In the study presented at DDW, Christopher Randolph and a team of colleagues including Bajaj used a series of tests known as the Repeatable Battery for the Assessment of Neuropsychological Status (RBANS) to assess hepatic encephalopathy among more than 300 people with compensated cirrhosis.

Though typically not debilitating, mild hepatic encephalopathy is associated with reduced quality of life and increased risk of negative outcomes such as job loss and motor vehicle accidents, the researchers noted. The International Society for Hepatic Encephalopathy and Nitrogen Metabolism (ISHEN) recommends the RBANS as the tool of choice for detecting mild encephalopathy because it has well-established population norms and correlates with impaired daily functioning and job loss.

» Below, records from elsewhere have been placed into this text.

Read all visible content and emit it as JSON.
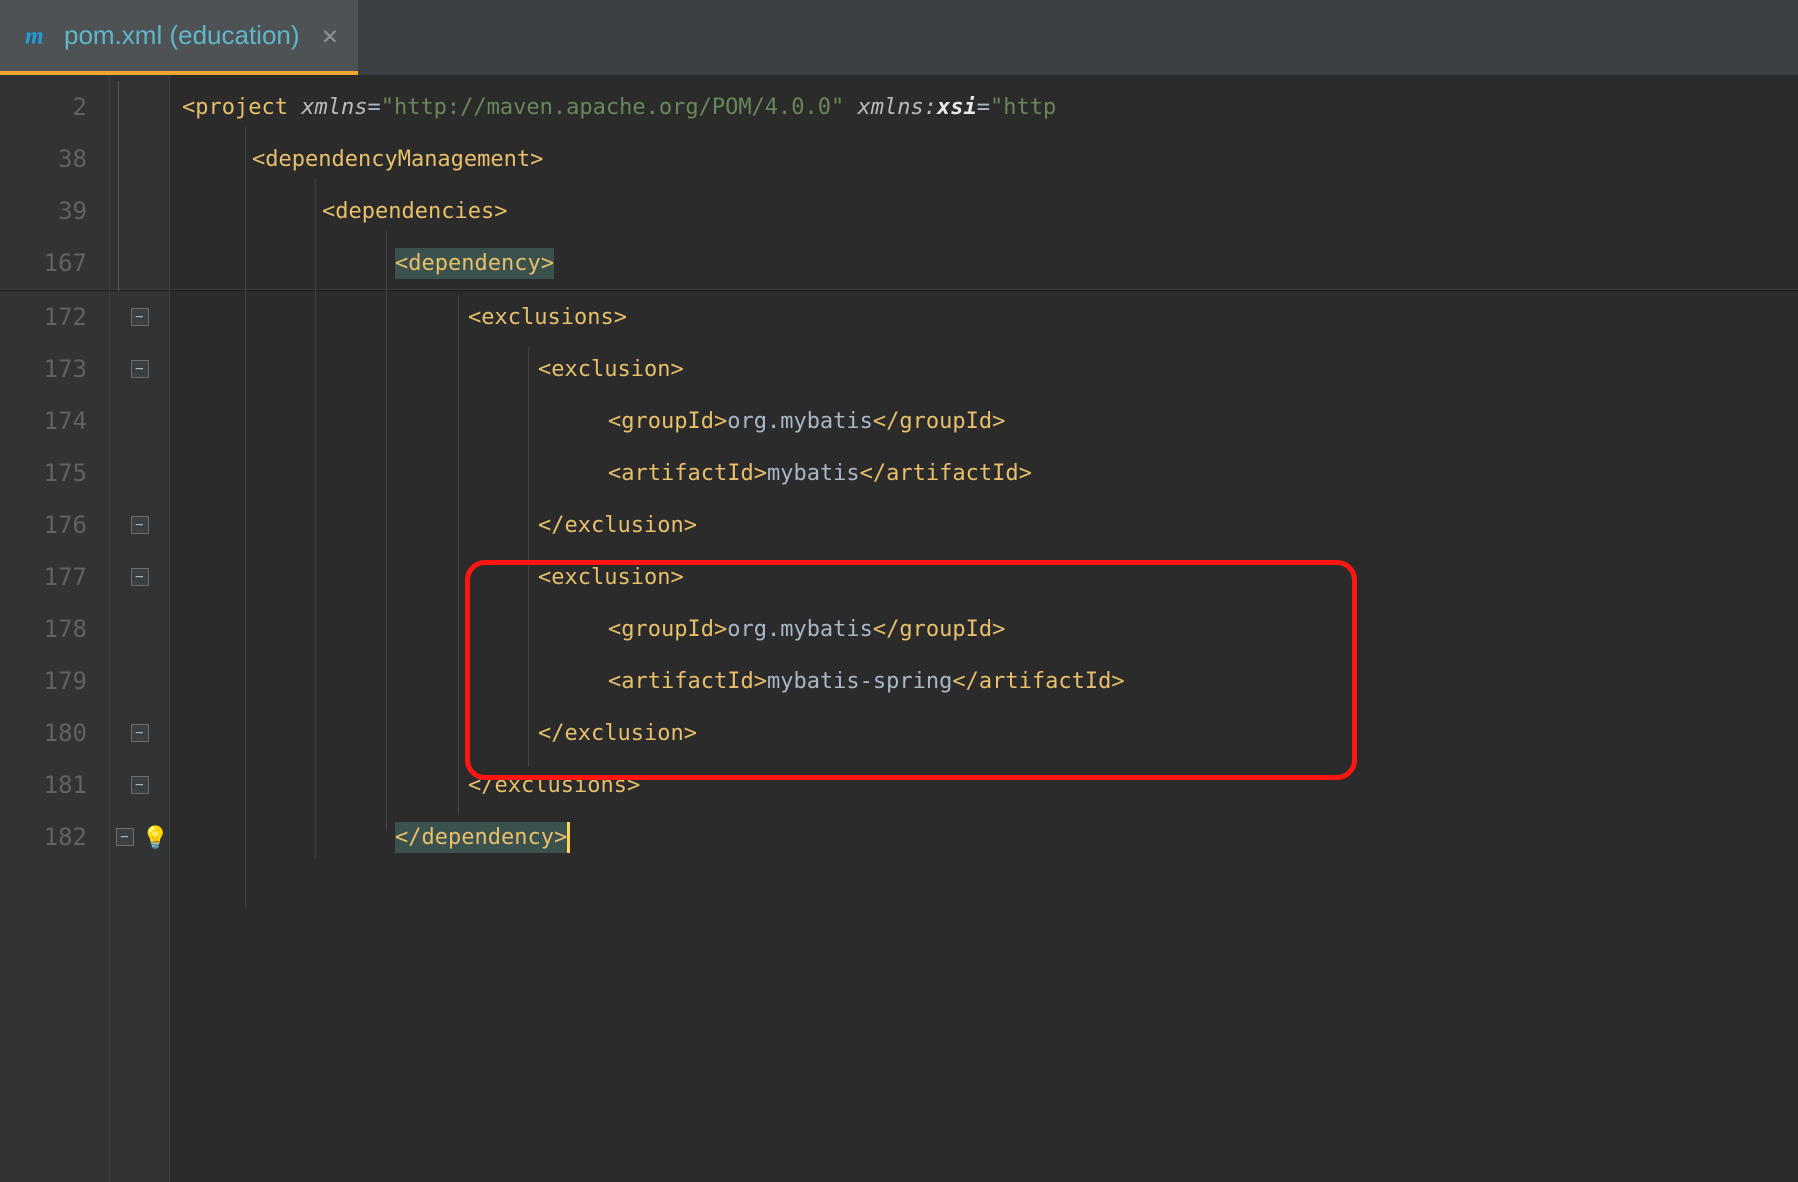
{
  "tab": {
    "label": "pom.xml (education)",
    "icon_letter": "m"
  },
  "gutter_lines": [
    "2",
    "38",
    "39",
    "167",
    "172",
    "173",
    "174",
    "175",
    "176",
    "177",
    "178",
    "179",
    "180",
    "181",
    "182"
  ],
  "code": {
    "l2": {
      "tag": "project",
      "attr1": "xmlns",
      "val1": "\"http://maven.apache.org/POM/4.0.0\"",
      "attr2_ns": "xmlns",
      "attr2_nm": "xsi",
      "val2": "\"http"
    },
    "l38": {
      "tag": "dependencyManagement"
    },
    "l39": {
      "tag": "dependencies"
    },
    "l167": {
      "tag": "dependency"
    },
    "l172": {
      "tag": "exclusions"
    },
    "l173": {
      "tag": "exclusion"
    },
    "l174": {
      "open": "groupId",
      "text": "org.mybatis",
      "close": "groupId"
    },
    "l175": {
      "open": "artifactId",
      "text": "mybatis",
      "close": "artifactId"
    },
    "l176": {
      "tag": "exclusion"
    },
    "l177": {
      "tag": "exclusion"
    },
    "l178": {
      "open": "groupId",
      "text": "org.mybatis",
      "close": "groupId"
    },
    "l179": {
      "open": "artifactId",
      "text": "mybatis-spring",
      "close": "artifactId"
    },
    "l180": {
      "tag": "exclusion"
    },
    "l181": {
      "tag": "exclusions"
    },
    "l182": {
      "tag": "dependency"
    }
  }
}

This analysis included 301 participants screened for the ASTUTE trial, a Phase 2b study to evaluate whether AST-120 (spherical adsorbent carbon) is an effective therapy for mild hepatic encephalopathy. Again, a majority were men, the average age was 55 years, and hepatitis C was the most common cause of liver disease. About 80% were high school graduates and just over half attended college (factors known to affect neurocognitive test scores).

This group of patients was considerably healthier than those in the previous study, however. They had MELD scores < 25, had not received surgical shunts to re-route blood flow due to portal hypertension, had not had an episode of overt hepatic encephalopathy during the prior 3 months, and had not taken lactulose, rifaximin, or neomycin during the past week.

Study participants had an average RBANS score of 74, compared with 100 for the general population. Of the screened patients, 54% had a score below the tenth percentile after adjusting for age and education, thus meeting the eligibility criteria for randomization in the ASTUTE trial. The RBANS score could not be predicted on the basis of age, sex, education level, or measures of liver disease severity including platelet count, bilirubin level, MELD score, or history of esophageal varices.

"The RBANS is a very useful tool for assessing neurocognitive impairment in cirrhotic patients," the researchers concluded. Using the RBANS, we found a neurocognitive impairment rate of [54%] in a population of healthy appearing, well-compensated cirrhotics, suggesting that mild hepatic encephalopathy is highly prevalent in these patients. Mild hepatic encephalopathy was not predicted by age, education, MELD score, or indicators of portal hypertension."

EASL study: Departments of Gastroenterology, Hepatology, Nutrition, and Biostatistics, Virginia Commonwealth University, Richmond, VA; McGuire VA Medical Center, Richmond, VA.

DDW Study: Neurology, Loyola University Medical Center, Chicago, IL; McGuire VA Medical Center, Richmond, VA; University of California San Francisco Fresno Medical Education Program, Fresno, CA; Permian Research Foundation, Odessa, TX; University of Florida, Gainesville, FL; Tulane University, New Orleans, LA; Veterans Medical Center San Deigo, San Diego, CA; Case Western Reserve University, Cleveland, OH; Ocera Therapeutics, San Diego, CA.



J Bajaj, C Schubert, AJ Sanyal, and others. Severity of chronic cognitive impairment in cirrhosis increases with number of episodes of overt hepatic encephalopathy. 45th Annual Meeting of the European Association for the Study of the Liver (EASL 2010). Vienna, Austria. April 14-18, 2010. (Abstract).

C Randolph, J Bajaj, M Sheikh, and others. Mild Hepatic Encephalopathy (HE) Assessed by the Repeatable Battery for the Assessment of Neuropsychological Status (Rbans) Is Highly Prevalent in Ambulatory Patients With Cirrhosis and Is Unrelated to Severity of Cirrhosis. Digestive Disease Week (DDW 2010). New Orleans, May 1-5, 2010. (Abstract M1272).